Students in UCL-managed accommodation have access to support from a team of Wardens (UCL staff members) and SRAs (UCL graduate students). The team lives amongst students in halls and can sometimes be the first people a student shares suicidal feelings with.
The Wardens and SRAs openly listen to the student and encourage them to seek professional support as soon as possible. They can also help the student reflect on their personal support networks and identify trusted relations who may be able to support them through the difficulties they may be experiencing.
If they are concerned that a student may be in immediate danger of harming themselves or attempting to take their own life, they assist the student with receiving emergency support.
If a student has shared suicidal thoughts, Wardens and SRAs complete the UCL Student of Concern Form, providing as much information as possible.

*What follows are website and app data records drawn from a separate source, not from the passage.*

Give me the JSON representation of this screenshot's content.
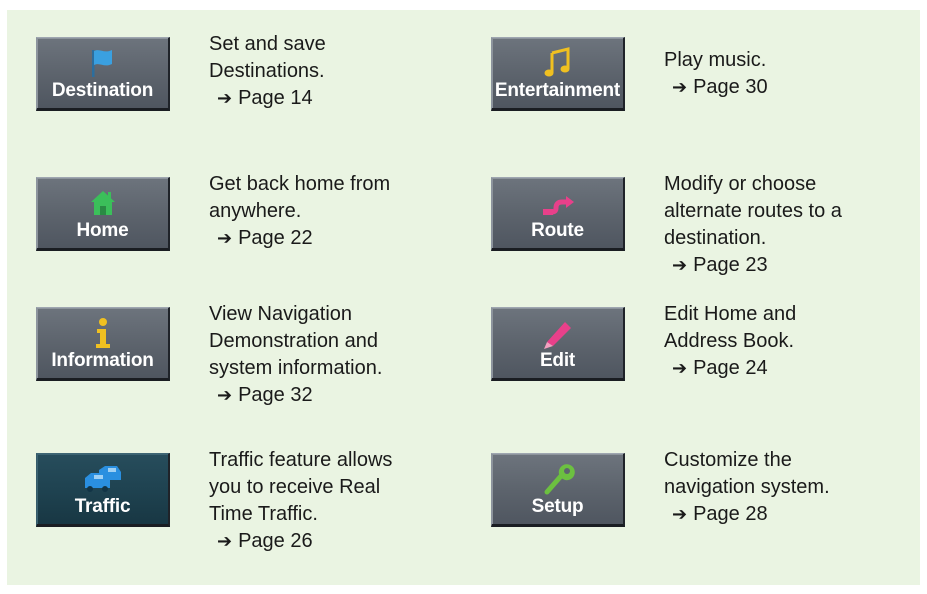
{
  "items": [
    {
      "label": "Destination",
      "icon": "flag-icon",
      "description": [
        "Set and save",
        "Destinations."
      ],
      "page_ref": "Page 14"
    },
    {
      "label": "Entertainment",
      "icon": "music-note-icon",
      "description": [
        "Play music."
      ],
      "page_ref": "Page 30"
    },
    {
      "label": "Home",
      "icon": "house-icon",
      "description": [
        "Get back home from",
        "anywhere."
      ],
      "page_ref": "Page 22"
    },
    {
      "label": "Route",
      "icon": "route-icon",
      "description": [
        "Modify or choose",
        "alternate routes to a",
        "destination."
      ],
      "page_ref": "Page 23"
    },
    {
      "label": "Information",
      "icon": "info-icon",
      "description": [
        "View Navigation",
        "Demonstration and",
        "system information."
      ],
      "page_ref": "Page 32"
    },
    {
      "label": "Edit",
      "icon": "pencil-icon",
      "description": [
        "Edit Home and",
        "Address Book."
      ],
      "page_ref": "Page 24"
    },
    {
      "label": "Traffic",
      "icon": "traffic-cars-icon",
      "description": [
        "Traffic feature allows",
        "you to receive Real",
        "Time Traffic."
      ],
      "page_ref": "Page 26"
    },
    {
      "label": "Setup",
      "icon": "wrench-icon",
      "description": [
        "Customize the",
        "navigation system."
      ],
      "page_ref": "Page 28"
    }
  ],
  "arrow_symbol": "➔",
  "colors": {
    "background": "#eaf4e2",
    "button": "#5d646d",
    "button_active": "#1f4351",
    "flag": "#3aa0e0",
    "music": "#f0c020",
    "house": "#3bbf5a",
    "route": "#e8408a",
    "info": "#f0c020",
    "pencil": "#e8408a",
    "traffic": "#2a8fe0",
    "wrench": "#6cc040"
  }
}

Completing the form together with the student or obtaining their consent in advance of submitting the form is recommended. However, if a student has expressed suicidal thoughts or plans (i.e. their vital interests might be at risk), the form can be submitted without consent. The same applies if a student shares past experiences of attempting to take their own life.
Concerns about a student’s life take precedent over data protection considerations and need to be acted on as soon as possible. This is in line with UCL’s Student Privacy Notice and UCL’s guidance on confidentiality.
The UCL Student of Concern Form is monitored during office hours only.
Find out more about the Student of Concern process and complete the form